_WHAT YOU ARE ASKED TO DO_. If a line in the listing below includes the word "true", pick it out.

_SUPPLIED MATERIAL_.
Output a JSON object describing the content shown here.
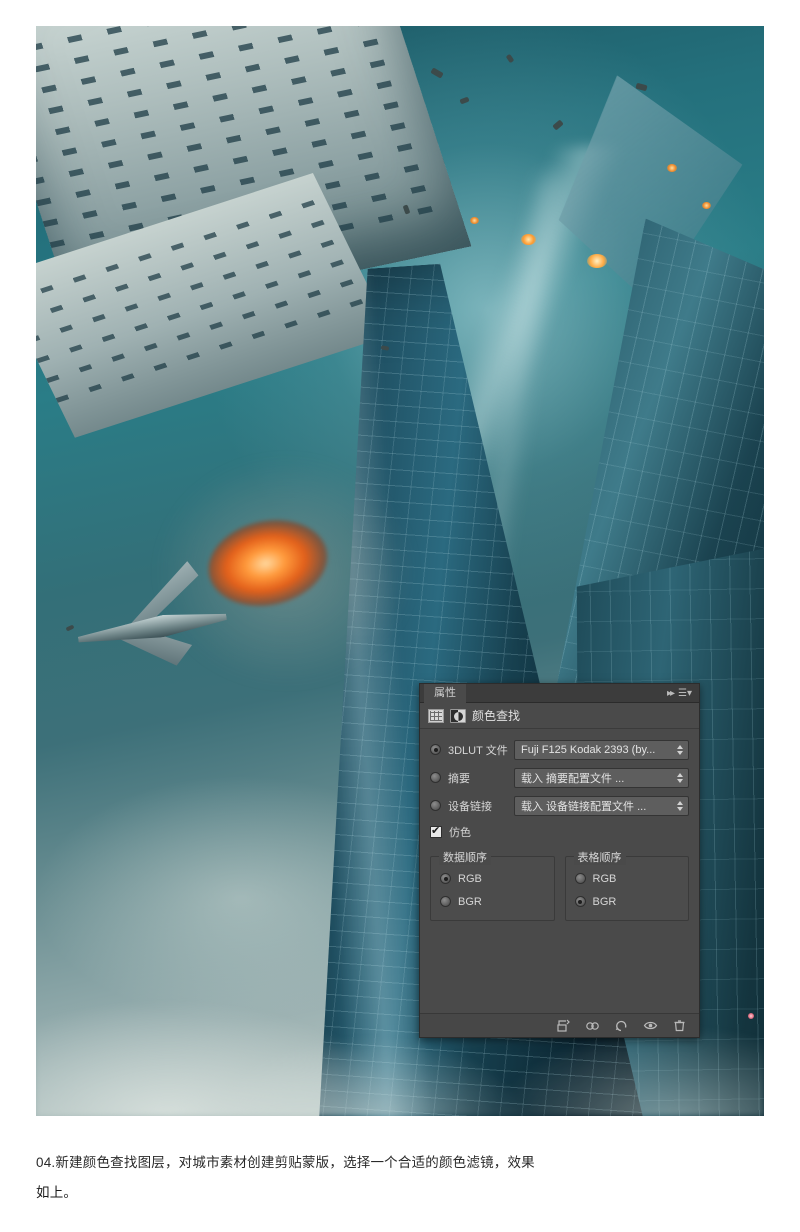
{
  "panel": {
    "tab_label": "属性",
    "collapse_icon": "double-chevron-right-icon",
    "menu_icon": "panel-menu-icon",
    "header_title": "颜色查找",
    "adjustment_icon": "adjustment-grid-icon",
    "clip_icon": "clip-to-layer-icon",
    "rows": [
      {
        "id": "lut3d",
        "label": "3DLUT 文件",
        "selected": true,
        "value": "Fuji F125 Kodak 2393 (by..."
      },
      {
        "id": "abstract",
        "label": "摘要",
        "selected": false,
        "value": "载入 摘要配置文件 ..."
      },
      {
        "id": "devicelink",
        "label": "设备链接",
        "selected": false,
        "value": "载入 设备链接配置文件 ..."
      }
    ],
    "dither": {
      "label": "仿色",
      "checked": true
    },
    "groups": [
      {
        "legend": "数据顺序",
        "options": [
          {
            "label": "RGB",
            "selected": true
          },
          {
            "label": "BGR",
            "selected": false
          }
        ]
      },
      {
        "legend": "表格顺序",
        "options": [
          {
            "label": "RGB",
            "selected": false
          },
          {
            "label": "BGR",
            "selected": true
          }
        ]
      }
    ],
    "footer_icons": [
      "clip-to-layer-icon",
      "view-previous-state-icon",
      "reset-icon",
      "toggle-visibility-icon",
      "delete-layer-icon"
    ]
  },
  "caption": {
    "line1": "04.新建颜色查找图层，对城市素材创建剪贴蒙版，选择一个合适的颜色滤镜，效果",
    "line2": "如上。"
  },
  "colors": {
    "panel_bg": "#4a4a4a",
    "panel_header": "#3c3c3c",
    "select_bg": "#5e5e5e",
    "text": "#d4d4d4",
    "accent_orange": "#e3601a"
  }
}
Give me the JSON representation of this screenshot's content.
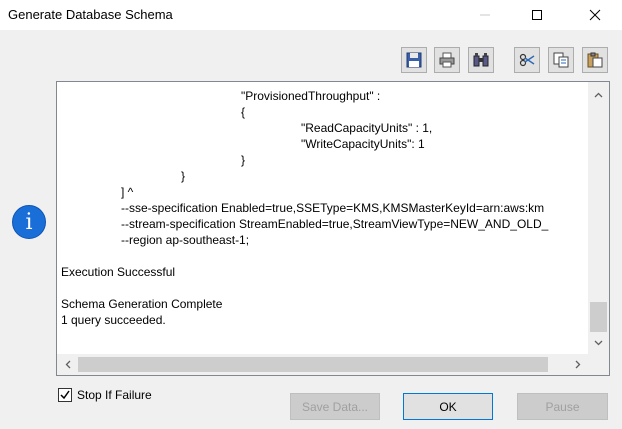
{
  "window": {
    "title": "Generate Database Schema"
  },
  "output_lines": [
    {
      "text": "\"ProvisionedThroughput\" :",
      "indent": 4
    },
    {
      "text": "{",
      "indent": 4
    },
    {
      "text": "\"ReadCapacityUnits\" : 1,",
      "indent": 5
    },
    {
      "text": "\"WriteCapacityUnits\": 1",
      "indent": 5
    },
    {
      "text": "}",
      "indent": 4
    },
    {
      "text": "}",
      "indent": 3
    },
    {
      "text": "] ^",
      "indent": 2
    },
    {
      "text": "--sse-specification Enabled=true,SSEType=KMS,KMSMasterKeyId=arn:aws:km",
      "indent": 2
    },
    {
      "text": "--stream-specification StreamEnabled=true,StreamViewType=NEW_AND_OLD_",
      "indent": 2
    },
    {
      "text": "--region ap-southeast-1;",
      "indent": 2
    },
    {
      "text": "",
      "indent": 0
    },
    {
      "text": "Execution Successful",
      "indent": 0
    },
    {
      "text": "",
      "indent": 0
    },
    {
      "text": "Schema Generation Complete",
      "indent": 0
    },
    {
      "text": "1 query succeeded.",
      "indent": 0
    }
  ],
  "stop_if_failure": {
    "label": "Stop If Failure",
    "checked": true
  },
  "buttons": {
    "save_data": "Save Data...",
    "ok": "OK",
    "pause": "Pause"
  },
  "icons": {
    "info": "i"
  }
}
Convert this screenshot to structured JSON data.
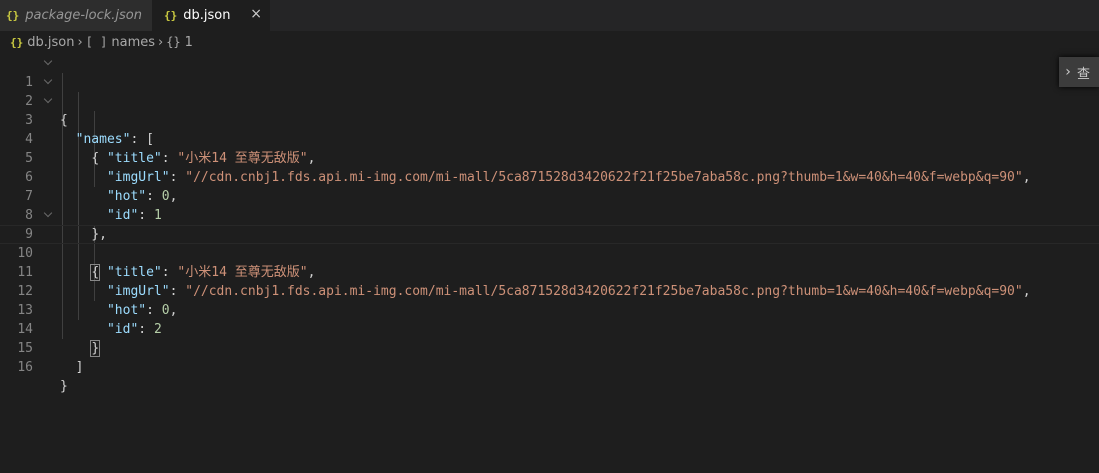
{
  "tabs": [
    {
      "icon": "{}",
      "label": "package-lock.json"
    },
    {
      "icon": "{}",
      "label": "db.json",
      "close": "×"
    }
  ],
  "breadcrumb": {
    "file_icon": "{}",
    "file": "db.json",
    "array_icon": "[ ]",
    "array": "names",
    "object_icon": "{}",
    "object": "1"
  },
  "find_widget": {
    "chevron": "›",
    "label": "查"
  },
  "lines": {
    "n1": "1",
    "n2": "2",
    "n3": "3",
    "n4": "4",
    "n5": "5",
    "n6": "6",
    "n7": "7",
    "n8": "8",
    "n9": "9",
    "n10": "10",
    "n11": "11",
    "n12": "12",
    "n13": "13",
    "n14": "14",
    "n15": "15",
    "n16": "16"
  },
  "code": {
    "l1": "{",
    "l2_key": "\"names\"",
    "l2_rest": ": [",
    "l3": "{",
    "l4_key": "\"title\"",
    "l4_val": "\"小米14 至尊无敌版\"",
    "l5_key": "\"imgUrl\"",
    "l5_val": "\"//cdn.cnbj1.fds.api.mi-img.com/mi-mall/5ca871528d3420622f21f25be7aba58c.png?thumb=1&w=40&h=40&f=webp&q=90\"",
    "l6_key": "\"hot\"",
    "l6_val": "0",
    "l7_key": "\"id\"",
    "l7_val": "1",
    "l8": "},",
    "l9": "{",
    "l10_key": "\"title\"",
    "l10_val": "\"小米14 至尊无敌版\"",
    "l11_key": "\"imgUrl\"",
    "l11_val": "\"//cdn.cnbj1.fds.api.mi-img.com/mi-mall/5ca871528d3420622f21f25be7aba58c.png?thumb=1&w=40&h=40&f=webp&q=90\"",
    "l12_key": "\"hot\"",
    "l12_val": "0",
    "l13_key": "\"id\"",
    "l13_val": "2",
    "l14": "}",
    "l15": "]",
    "l16": "}"
  },
  "colors": {
    "background": "#1e1e1e",
    "key": "#9cdcfe",
    "string": "#ce9178",
    "number": "#b5cea8",
    "json_icon": "#cbcb41"
  }
}
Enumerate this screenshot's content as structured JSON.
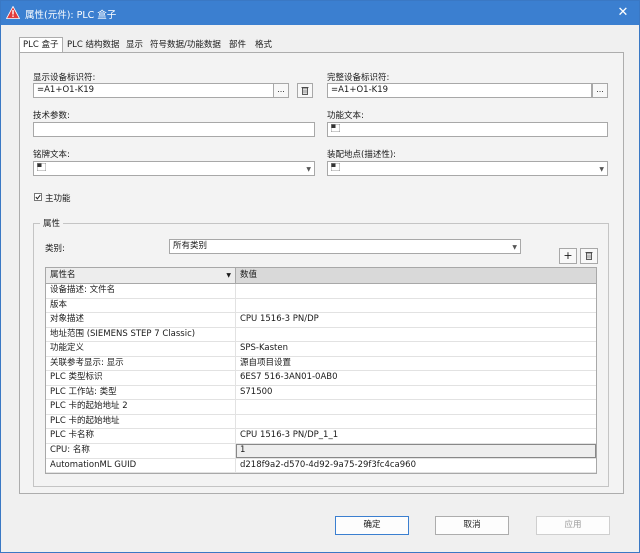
{
  "window": {
    "title": "属性(元件): PLC 盒子",
    "close_glyph": "✕",
    "accent": "#3b7fd0"
  },
  "tabs": [
    {
      "label": "PLC 盒子",
      "active": true
    },
    {
      "label": "PLC 结构数据"
    },
    {
      "label": "显示"
    },
    {
      "label": "符号数据/功能数据"
    },
    {
      "label": "部件"
    },
    {
      "label": "格式"
    }
  ],
  "form": {
    "display_id_label": "显示设备标识符:",
    "display_id_value": "=A1+O1-K19",
    "full_id_label": "完整设备标识符:",
    "full_id_value": "=A1+O1-K19",
    "tech_params_label": "技术参数:",
    "tech_params_value": "",
    "func_text_label": "功能文本:",
    "nameplate_label": "铭牌文本:",
    "mount_label": "装配地点(描述性):",
    "ellipsis": "...",
    "main_function_label": "主功能",
    "main_function_checked": true
  },
  "properties": {
    "group_title": "属性",
    "category_label": "类别:",
    "category_value": "所有类别",
    "col_name": "属性名",
    "col_value": "数值",
    "rows": [
      {
        "name": "设备描述: 文件名",
        "value": ""
      },
      {
        "name": "版本",
        "value": ""
      },
      {
        "name": "对象描述",
        "value": "CPU 1516-3 PN/DP"
      },
      {
        "name": "地址范围 (SIEMENS STEP 7 Classic)",
        "value": ""
      },
      {
        "name": "功能定义",
        "value": "SPS-Kasten"
      },
      {
        "name": "关联参考显示: 显示",
        "value": "源自项目设置"
      },
      {
        "name": "PLC 类型标识",
        "value": "6ES7 516-3AN01-0AB0"
      },
      {
        "name": "PLC 工作站: 类型",
        "value": "S71500"
      },
      {
        "name": "PLC 卡的起始地址 2",
        "value": ""
      },
      {
        "name": "PLC 卡的起始地址",
        "value": ""
      },
      {
        "name": "PLC 卡名称",
        "value": "CPU 1516-3 PN/DP_1_1"
      },
      {
        "name": "CPU: 名称",
        "value": "1"
      },
      {
        "name": "AutomationML GUID",
        "value": "d218f9a2-d570-4d92-9a75-29f3fc4ca960"
      }
    ],
    "add_glyph": "+"
  },
  "buttons": {
    "ok": "确定",
    "cancel": "取消",
    "apply": "应用"
  }
}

_ANSWER BELOW_.
        "selected": true,
      "checked": true
            "selected": true
            "selected": true
      "text": "--sse-specification Enabled=true,SSEType=KMS,KMSMasterKeyId=arn:aws:km",
      "text": "--stream-specification StreamEnabled=true,StreamViewType=NEW_AND_OLD_",
    "checked": true
      "active": true
    "main_function_checked": true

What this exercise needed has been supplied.